Conclusion:  Keep WordPress, WP Plugins, & WP Themes Updated

Now, I’m going to take the time to tell you the obvious.  The best way to prevent WordPress disasters of this nature from happening is to keep WordPress, plugins, and themes updated to the latest version.   Then all you’ll have to worry about are the problems that happen as a result of an update.  Wait…what!

Yes, your site can break by doing exactly what I just told you to do.  But it’s necessary to avoid security and more serious breakdowns that will be much harder to fix.  It is possible to setup your site to have automatic updates, but I prefer to do it manually, so that I am aware of any problems that emerge as a result of an update.

And when it does…

To be continued when it actually happens; giving me a problem to solve and a solution to share with you!

Thanks for checking in.

Michelle L. Brown-Green

Wordpress Plugin Danger Sign

How To Fix A Broken WordPress Site After Installing A Bad Plugin

If you’ve ever installed a plugin and afterwards experience a site break down, you know how petrifying that can be for a first-timer. Thankfully, I had enough experience when that happened to me today.  Watch the video to see how I took care of the problem with no real damage other than the lost time I spent configuring the plugin.

I wanted to simplify the dashboard for my client, so as not to overwhelm them with unnecessary menu items. I installed the plugin that allows me to do this. I set the configuration to show this modified dashboard menu for the editor role only; but when I tried to switched back to admin view from editor view, there was no change to the menu.

I thought to myself, maybe I didn’t click back to admin view like I thought I had. So, I clicked on admin view again. Still no change. Still feeling hopeful, I thought well let me try to log off and back in again. I did. Nothing.

By this point, I’m starting face the hard truth that I was probably going to have to open up Filezilla, try to remember the damn FTP login, and delete this dang plugin from the server; along with all that time I spent configuring it.

In the end, that’s exactly what I did, and it worked like a charm. I ended up finding a different plugin to filter my editor dashboard menu, so it all worked out in the end. If you need any help with your WordPress site, submit a request for a project quote.
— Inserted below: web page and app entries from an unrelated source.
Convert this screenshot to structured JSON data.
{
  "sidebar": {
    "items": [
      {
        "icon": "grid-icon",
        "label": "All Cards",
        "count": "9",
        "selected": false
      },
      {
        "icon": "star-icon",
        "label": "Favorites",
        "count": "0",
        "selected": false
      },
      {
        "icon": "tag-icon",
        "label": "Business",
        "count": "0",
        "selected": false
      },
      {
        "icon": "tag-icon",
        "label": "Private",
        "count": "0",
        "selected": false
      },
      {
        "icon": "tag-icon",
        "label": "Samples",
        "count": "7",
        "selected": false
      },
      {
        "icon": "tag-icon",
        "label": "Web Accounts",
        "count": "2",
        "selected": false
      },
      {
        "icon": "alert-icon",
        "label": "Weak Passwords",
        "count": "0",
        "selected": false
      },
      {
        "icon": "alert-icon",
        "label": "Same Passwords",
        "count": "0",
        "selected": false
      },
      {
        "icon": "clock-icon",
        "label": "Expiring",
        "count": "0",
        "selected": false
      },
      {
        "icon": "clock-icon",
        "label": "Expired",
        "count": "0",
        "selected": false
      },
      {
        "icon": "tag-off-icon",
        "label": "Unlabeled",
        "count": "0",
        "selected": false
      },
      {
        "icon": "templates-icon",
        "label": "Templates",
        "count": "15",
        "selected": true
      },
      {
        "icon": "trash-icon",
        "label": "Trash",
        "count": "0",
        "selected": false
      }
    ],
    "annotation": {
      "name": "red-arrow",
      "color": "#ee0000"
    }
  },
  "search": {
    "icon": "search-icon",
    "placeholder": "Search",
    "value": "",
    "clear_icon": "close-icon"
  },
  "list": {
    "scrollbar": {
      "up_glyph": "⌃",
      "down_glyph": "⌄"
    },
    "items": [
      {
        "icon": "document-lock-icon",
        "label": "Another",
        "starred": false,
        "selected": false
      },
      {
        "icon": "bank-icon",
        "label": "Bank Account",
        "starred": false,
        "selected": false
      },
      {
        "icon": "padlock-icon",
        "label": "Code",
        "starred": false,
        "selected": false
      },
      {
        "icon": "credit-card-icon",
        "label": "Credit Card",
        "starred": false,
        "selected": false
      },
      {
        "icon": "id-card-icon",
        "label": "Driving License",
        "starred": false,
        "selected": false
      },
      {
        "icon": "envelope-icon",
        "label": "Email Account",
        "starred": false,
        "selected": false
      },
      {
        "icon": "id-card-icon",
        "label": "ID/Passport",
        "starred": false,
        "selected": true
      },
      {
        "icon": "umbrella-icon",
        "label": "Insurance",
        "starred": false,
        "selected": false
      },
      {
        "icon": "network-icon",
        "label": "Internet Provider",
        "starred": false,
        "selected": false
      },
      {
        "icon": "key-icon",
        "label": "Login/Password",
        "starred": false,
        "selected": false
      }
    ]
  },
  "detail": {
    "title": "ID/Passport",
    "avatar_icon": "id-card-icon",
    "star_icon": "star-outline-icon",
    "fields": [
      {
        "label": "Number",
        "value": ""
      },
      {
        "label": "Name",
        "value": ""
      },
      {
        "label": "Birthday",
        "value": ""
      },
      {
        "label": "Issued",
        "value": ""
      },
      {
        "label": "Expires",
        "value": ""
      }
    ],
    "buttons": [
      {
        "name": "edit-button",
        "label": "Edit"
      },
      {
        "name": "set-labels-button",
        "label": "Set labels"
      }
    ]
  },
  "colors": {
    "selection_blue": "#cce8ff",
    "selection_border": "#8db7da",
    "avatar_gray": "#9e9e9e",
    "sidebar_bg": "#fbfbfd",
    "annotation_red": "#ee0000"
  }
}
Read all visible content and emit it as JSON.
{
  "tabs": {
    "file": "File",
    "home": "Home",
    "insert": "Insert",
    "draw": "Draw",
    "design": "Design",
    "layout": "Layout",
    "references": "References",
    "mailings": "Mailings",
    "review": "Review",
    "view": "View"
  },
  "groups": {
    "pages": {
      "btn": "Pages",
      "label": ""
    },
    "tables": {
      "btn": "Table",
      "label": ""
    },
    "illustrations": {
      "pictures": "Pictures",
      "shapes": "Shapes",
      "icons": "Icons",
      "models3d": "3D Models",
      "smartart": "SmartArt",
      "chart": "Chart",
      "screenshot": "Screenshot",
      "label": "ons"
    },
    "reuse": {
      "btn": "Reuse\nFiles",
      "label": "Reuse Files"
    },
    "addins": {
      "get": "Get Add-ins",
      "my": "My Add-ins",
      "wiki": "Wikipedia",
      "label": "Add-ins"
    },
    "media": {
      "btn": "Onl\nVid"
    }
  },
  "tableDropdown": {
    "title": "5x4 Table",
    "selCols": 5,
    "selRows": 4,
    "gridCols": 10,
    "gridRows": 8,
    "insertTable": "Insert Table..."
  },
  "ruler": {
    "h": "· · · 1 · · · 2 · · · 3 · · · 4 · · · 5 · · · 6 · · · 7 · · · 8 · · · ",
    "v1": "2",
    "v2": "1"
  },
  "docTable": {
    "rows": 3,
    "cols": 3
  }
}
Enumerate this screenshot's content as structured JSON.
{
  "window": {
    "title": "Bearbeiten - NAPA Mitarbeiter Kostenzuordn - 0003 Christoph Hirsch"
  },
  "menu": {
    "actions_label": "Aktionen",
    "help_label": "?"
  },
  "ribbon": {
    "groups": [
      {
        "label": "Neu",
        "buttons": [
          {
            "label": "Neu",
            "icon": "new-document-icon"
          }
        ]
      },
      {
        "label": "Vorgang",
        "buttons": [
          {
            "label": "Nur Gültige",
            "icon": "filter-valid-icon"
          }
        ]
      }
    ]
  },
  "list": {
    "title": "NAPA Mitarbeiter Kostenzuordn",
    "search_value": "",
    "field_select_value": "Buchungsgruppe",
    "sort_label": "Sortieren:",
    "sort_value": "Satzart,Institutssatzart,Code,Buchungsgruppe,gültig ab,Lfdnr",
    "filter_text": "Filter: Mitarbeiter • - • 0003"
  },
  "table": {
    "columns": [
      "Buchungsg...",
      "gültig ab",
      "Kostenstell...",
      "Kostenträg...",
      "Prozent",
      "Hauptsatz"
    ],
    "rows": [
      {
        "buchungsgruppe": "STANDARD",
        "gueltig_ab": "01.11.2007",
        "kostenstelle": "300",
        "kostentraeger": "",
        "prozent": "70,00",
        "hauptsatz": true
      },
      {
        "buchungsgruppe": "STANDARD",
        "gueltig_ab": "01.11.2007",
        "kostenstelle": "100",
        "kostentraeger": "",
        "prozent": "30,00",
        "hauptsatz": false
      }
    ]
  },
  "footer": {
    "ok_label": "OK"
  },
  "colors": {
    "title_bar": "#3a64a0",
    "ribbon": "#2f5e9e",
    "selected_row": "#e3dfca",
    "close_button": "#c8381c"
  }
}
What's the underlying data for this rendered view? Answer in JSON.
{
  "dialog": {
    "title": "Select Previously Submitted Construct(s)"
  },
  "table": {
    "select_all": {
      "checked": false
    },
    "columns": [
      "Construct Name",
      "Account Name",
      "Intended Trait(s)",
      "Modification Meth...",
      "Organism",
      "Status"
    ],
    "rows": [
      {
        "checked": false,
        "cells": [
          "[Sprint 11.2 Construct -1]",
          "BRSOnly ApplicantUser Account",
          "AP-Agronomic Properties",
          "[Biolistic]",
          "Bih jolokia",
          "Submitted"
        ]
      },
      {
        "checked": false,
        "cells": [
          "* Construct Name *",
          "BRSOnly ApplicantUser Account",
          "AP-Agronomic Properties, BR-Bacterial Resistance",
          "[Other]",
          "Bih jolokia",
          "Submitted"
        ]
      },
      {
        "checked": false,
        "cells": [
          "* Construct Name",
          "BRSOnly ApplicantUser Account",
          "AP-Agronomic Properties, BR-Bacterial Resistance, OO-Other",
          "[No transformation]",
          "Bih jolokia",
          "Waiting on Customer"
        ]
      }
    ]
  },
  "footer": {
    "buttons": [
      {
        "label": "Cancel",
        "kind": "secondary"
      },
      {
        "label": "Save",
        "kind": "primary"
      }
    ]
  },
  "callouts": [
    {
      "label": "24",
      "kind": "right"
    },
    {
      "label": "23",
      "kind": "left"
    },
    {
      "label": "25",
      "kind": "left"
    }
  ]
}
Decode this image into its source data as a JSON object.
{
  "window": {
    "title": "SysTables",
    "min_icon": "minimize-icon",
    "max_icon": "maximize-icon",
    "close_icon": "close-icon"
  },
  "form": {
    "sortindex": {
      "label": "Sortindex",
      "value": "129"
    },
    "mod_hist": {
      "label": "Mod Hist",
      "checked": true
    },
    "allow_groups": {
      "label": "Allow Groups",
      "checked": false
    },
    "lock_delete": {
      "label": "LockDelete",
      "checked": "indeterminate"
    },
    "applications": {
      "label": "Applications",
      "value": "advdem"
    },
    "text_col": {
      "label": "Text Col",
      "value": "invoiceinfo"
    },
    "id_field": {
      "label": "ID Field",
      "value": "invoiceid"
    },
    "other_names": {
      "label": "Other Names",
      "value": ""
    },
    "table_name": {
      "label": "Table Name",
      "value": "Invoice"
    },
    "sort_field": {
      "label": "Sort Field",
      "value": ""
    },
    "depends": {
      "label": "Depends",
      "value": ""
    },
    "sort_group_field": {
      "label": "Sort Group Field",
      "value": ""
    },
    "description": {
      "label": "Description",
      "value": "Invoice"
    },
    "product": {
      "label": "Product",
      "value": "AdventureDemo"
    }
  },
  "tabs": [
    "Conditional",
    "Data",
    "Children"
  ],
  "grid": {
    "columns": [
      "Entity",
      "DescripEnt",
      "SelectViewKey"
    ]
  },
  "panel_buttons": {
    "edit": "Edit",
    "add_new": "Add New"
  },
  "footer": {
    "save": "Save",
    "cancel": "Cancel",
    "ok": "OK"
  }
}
If you’re wondering why I spelled danger the way I did in my thumbnail image, here’s a totally irrelevant, but fun video to help you understand.